 // Async callbacks networkRequest { result -> // Successful network request databaseSave(result) { rows -> // Result saved } } // The same code with coroutines val result = networkRequest() // Successful network request databaseSave(result) // Result saved vs
  53. Synthetic Binding

  54. import kotlinx.android.synthetic.main. activity_main.*
 
 button.text = "Click me" <TextView 


    android:id="@+id/button"/> Activity.kt activity.xml
  55. import kotlinx.android.synthetic.main. activity_main.*
 
 button.text = "Click me" <TextView 

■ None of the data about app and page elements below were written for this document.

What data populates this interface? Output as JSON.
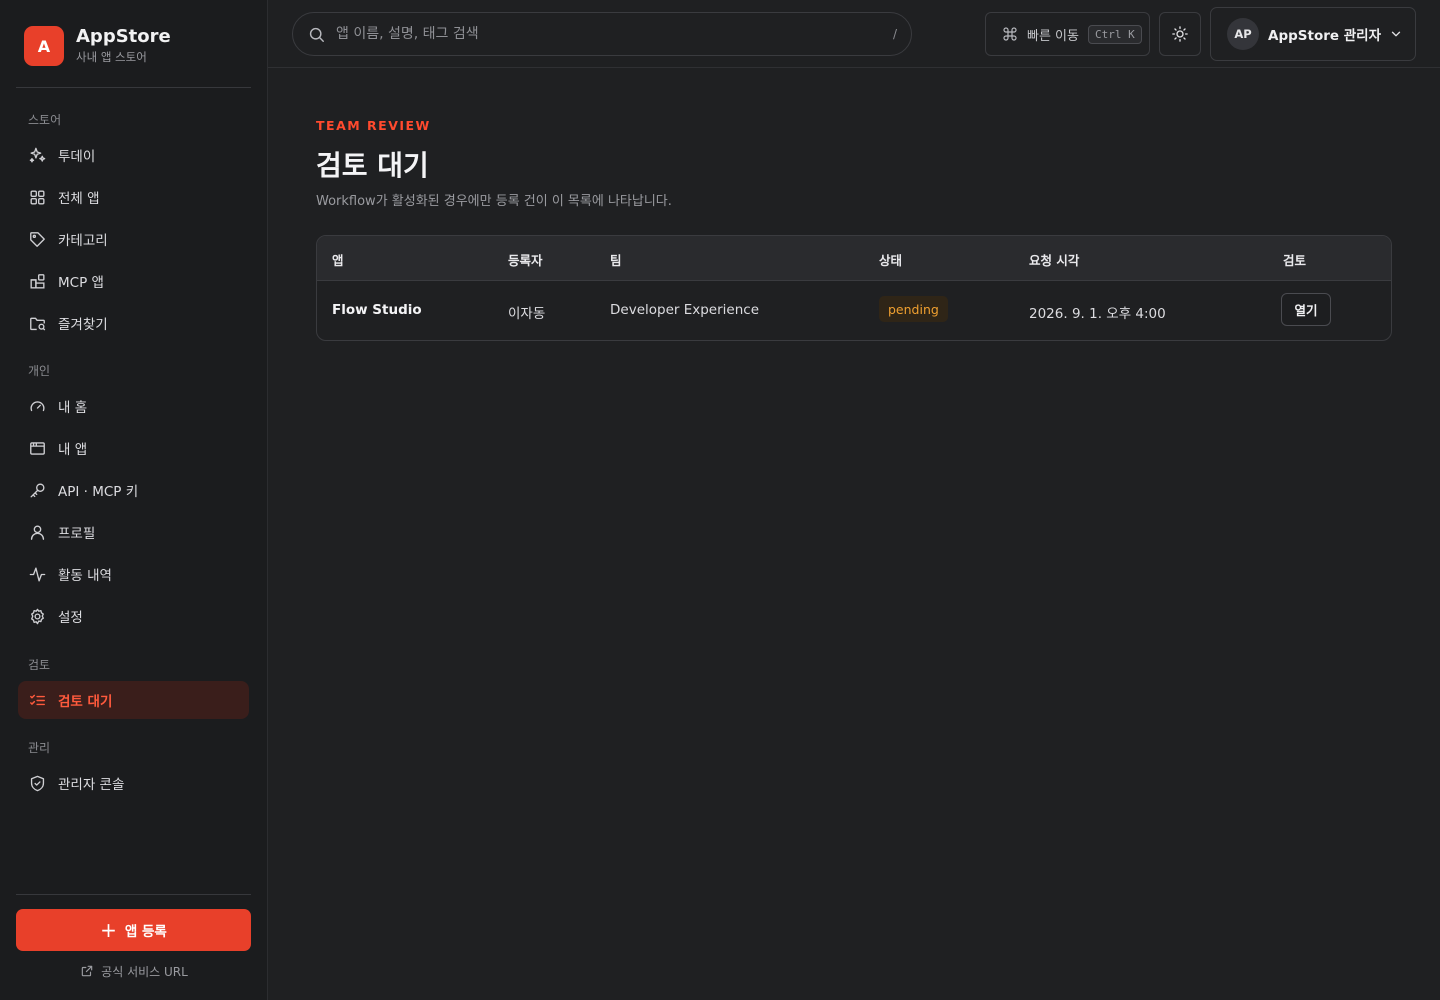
{
  "brand": {
    "logo_letter": "A",
    "name": "AppStore",
    "subtitle": "사내 앱 스토어"
  },
  "sidebar": {
    "sections": {
      "store": "스토어",
      "personal": "개인",
      "review": "검토",
      "admin": "관리"
    },
    "items": [
      {
        "label": "투데이",
        "icon": "sparkles-icon"
      },
      {
        "label": "전체 앱",
        "icon": "grid-icon"
      },
      {
        "label": "카테고리",
        "icon": "tag-icon"
      },
      {
        "label": "MCP 앱",
        "icon": "blocks-icon"
      },
      {
        "label": "즐겨찾기",
        "icon": "folder-search-icon"
      },
      {
        "label": "내 홈",
        "icon": "gauge-icon"
      },
      {
        "label": "내 앱",
        "icon": "app-window-icon"
      },
      {
        "label": "API · MCP 키",
        "icon": "key-icon"
      },
      {
        "label": "프로필",
        "icon": "user-icon"
      },
      {
        "label": "활동 내역",
        "icon": "activity-icon"
      },
      {
        "label": "설정",
        "icon": "gear-icon"
      },
      {
        "label": "검토 대기",
        "icon": "list-checks-icon",
        "active": true
      },
      {
        "label": "관리자 콘솔",
        "icon": "shield-icon"
      }
    ],
    "register_label": "앱 등록",
    "official_link_label": "공식 서비스 URL"
  },
  "header": {
    "search_placeholder": "앱 이름, 설명, 태그 검색",
    "search_shortcut": "/",
    "quick_label": "빠른 이동",
    "quick_shortcut": "Ctrl K",
    "user_initials": "AP",
    "user_name": "AppStore 관리자"
  },
  "main": {
    "eyebrow": "TEAM REVIEW",
    "title": "검토 대기",
    "description": "Workflow가 활성화된 경우에만 등록 건이 이 목록에 나타납니다.",
    "table": {
      "columns": [
        "앱",
        "등록자",
        "팀",
        "상태",
        "요청 시각",
        "검토"
      ],
      "rows": [
        {
          "app": "Flow Studio",
          "registrant": "이자동",
          "team": "Developer Experience",
          "status": "pending",
          "requested_at": "2026. 9. 1. 오후 4:00",
          "action": "열기"
        }
      ]
    }
  },
  "colors": {
    "accent": "#e8402a",
    "pending": "#f0a030",
    "background": "#1f2022",
    "sidebar": "#1b1c1e"
  }
}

    android:id="@+id/button"/> Activity.kt activity.xml Makes available ALL ids defined in the project
  56. import kotlinx.android.synthetic.main. activity_main.*
 
 button.text = "Click me" <TextView 


    android:id="@+id/button"/> Activity.kt activity.xml Makes available ALL ids defined in the project Views unrelated to inflated layout are accessible
  57. import kotlinx.android.synthetic.main. activity_main.*
 
 button.text = "Click me" <TextView 


    android:id="@+id/button"/> Activity.kt activity.xml Makes available ALL ids defined in the project Views unrelated to inflated layout are accessible Doesn’t expose nullability well
  58. import kotlinx.android.synthetic.main. activity_main.*
 
 button.text = "Click me" <TextView 


    android:id="@+id/button"/> Activity.kt activity.xml Makes available ALL ids defined in the project Views unrelated to inflated layout are accessible Doesn’t expose nullability well Other options: Data Binding or Butter Knife
  59. Codelabs

  60. Refactoring to Kotlin Using Kotlin Coroutines in your Android app

    Android Data Binding Room with a View